          To immunize these young people from the error of Malthusian pessimism which characterizes some of our thought leaders today, I am sharing with them the scientifically based opinion of Dr. Erle C. Ellis, an associate professor of geography and environmental systems at the University of Maryland and visiting associate professor of Harvard's Graduate School of Design.  In a recent op-ed contribution to the New York Times entitled "Overpopulation is not the Problem," Dr. Ellis debunked the myth of overpopulation:  "The world population is now estimated at 7.2 billion.  But with current industrial technologies, the Food and Agricultural Organization of the United Nations has estimated that the more than nine billion people expected by 2050 as the population nears its peak could be supported as long as necessary investments in infrastructure and conducive trade, anti-poverty and food security policies are in place.  Who knows what will be possible with the technologies of the future?  The important message from these rough numbers should be clear.  There really is no such thing as a human carrying capacity.  We are nothing at all like bacteria in a petri dish."

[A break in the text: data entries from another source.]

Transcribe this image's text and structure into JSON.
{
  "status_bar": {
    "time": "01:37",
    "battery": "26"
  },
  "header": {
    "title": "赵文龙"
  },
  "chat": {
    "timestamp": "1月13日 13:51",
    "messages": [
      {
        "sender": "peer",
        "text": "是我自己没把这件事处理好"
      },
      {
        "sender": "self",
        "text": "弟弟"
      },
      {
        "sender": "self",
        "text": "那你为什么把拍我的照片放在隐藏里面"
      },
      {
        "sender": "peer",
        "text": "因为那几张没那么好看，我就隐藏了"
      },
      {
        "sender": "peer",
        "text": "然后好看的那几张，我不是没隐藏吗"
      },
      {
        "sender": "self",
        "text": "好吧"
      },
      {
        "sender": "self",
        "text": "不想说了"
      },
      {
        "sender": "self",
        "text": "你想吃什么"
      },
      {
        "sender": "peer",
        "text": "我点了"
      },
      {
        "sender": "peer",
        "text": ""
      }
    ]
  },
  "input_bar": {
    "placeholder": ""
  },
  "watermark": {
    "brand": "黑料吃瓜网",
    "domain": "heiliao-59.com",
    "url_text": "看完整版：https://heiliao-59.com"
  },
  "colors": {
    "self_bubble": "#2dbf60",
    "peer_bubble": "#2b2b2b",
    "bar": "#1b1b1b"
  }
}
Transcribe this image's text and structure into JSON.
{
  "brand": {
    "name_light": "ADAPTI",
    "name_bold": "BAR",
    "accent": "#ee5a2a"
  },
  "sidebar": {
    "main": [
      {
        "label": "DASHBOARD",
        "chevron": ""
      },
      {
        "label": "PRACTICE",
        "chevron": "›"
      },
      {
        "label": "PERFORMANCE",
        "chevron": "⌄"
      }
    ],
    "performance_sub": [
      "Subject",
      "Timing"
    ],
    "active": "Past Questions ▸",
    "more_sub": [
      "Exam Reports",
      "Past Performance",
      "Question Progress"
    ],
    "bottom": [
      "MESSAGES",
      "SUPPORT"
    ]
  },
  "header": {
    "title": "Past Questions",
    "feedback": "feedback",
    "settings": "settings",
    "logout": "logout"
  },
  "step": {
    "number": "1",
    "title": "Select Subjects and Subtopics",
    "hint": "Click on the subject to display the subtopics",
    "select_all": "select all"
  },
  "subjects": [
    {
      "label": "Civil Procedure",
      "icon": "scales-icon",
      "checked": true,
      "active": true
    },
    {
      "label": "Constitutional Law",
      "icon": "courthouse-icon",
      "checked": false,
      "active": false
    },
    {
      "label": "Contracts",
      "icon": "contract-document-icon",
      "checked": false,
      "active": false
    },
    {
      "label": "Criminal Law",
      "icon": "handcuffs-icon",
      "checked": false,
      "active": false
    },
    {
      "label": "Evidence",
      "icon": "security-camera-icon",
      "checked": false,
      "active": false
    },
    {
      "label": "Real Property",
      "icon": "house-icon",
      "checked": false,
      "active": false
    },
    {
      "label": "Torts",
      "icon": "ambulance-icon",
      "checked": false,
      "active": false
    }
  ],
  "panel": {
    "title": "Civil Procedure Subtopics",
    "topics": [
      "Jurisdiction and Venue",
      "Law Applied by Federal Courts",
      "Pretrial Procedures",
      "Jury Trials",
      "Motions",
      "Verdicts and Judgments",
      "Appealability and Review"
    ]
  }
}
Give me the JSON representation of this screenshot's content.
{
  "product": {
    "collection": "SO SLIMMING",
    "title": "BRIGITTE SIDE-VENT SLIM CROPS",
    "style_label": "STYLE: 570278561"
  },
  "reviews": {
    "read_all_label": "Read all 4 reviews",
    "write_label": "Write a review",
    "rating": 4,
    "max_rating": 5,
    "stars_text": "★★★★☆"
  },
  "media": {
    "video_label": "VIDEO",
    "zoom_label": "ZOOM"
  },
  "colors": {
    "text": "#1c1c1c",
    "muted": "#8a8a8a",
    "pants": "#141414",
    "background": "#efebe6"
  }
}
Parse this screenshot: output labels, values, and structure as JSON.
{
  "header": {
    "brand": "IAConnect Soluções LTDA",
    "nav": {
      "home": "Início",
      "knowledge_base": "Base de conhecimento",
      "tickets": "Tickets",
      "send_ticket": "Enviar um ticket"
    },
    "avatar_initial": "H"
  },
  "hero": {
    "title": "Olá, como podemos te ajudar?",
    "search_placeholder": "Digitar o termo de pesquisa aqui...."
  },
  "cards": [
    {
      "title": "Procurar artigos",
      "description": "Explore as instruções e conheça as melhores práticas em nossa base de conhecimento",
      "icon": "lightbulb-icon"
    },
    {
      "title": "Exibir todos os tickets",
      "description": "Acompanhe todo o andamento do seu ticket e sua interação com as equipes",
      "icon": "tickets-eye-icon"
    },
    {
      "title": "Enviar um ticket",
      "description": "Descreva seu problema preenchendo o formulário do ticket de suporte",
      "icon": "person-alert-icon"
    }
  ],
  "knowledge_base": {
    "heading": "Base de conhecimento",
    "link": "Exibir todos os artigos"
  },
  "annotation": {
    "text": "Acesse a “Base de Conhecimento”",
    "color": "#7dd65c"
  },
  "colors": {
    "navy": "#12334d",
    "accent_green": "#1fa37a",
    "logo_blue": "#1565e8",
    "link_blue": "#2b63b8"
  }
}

          Why is it then that some of our opinion makers, especially in the legislature and the media, are still obsessed with the idea that the Philippines is overpopulated?  We may find the answer in what Dr. Erle wrote about his own experience:  "It was only after years of research into the ecology of agriculture in China that I reached the point where my observations forced me to see beyond my biologist's blinders.  Unable to explain how populations grew for millenniums while increasing the productivity of the same land, I discovered the agriculture economist Ester Boserup, the antidote to the demographer and economist Thomas Malthus and his theory that population growth tends to outrun the food supply.  Her theories of population growth as a driver of land productivity explained the data I was gathering in ways that Malthus could never do.  While remaining an ecologist, I became a fellow traveler with those who directly study long-term human-environment relationships--archaeologists, geographers, environmental historians and agricultural economists."    I always end my talks on population to young people with the challenge that they make full use of their talents and knowledge to continue defying physical limits.  As Dr. Erle concluded:  "Our planets' human-carrying capacity emerges from the capabilities of our social systems and our technologies more than from any environmental limits."  For comments, my email address is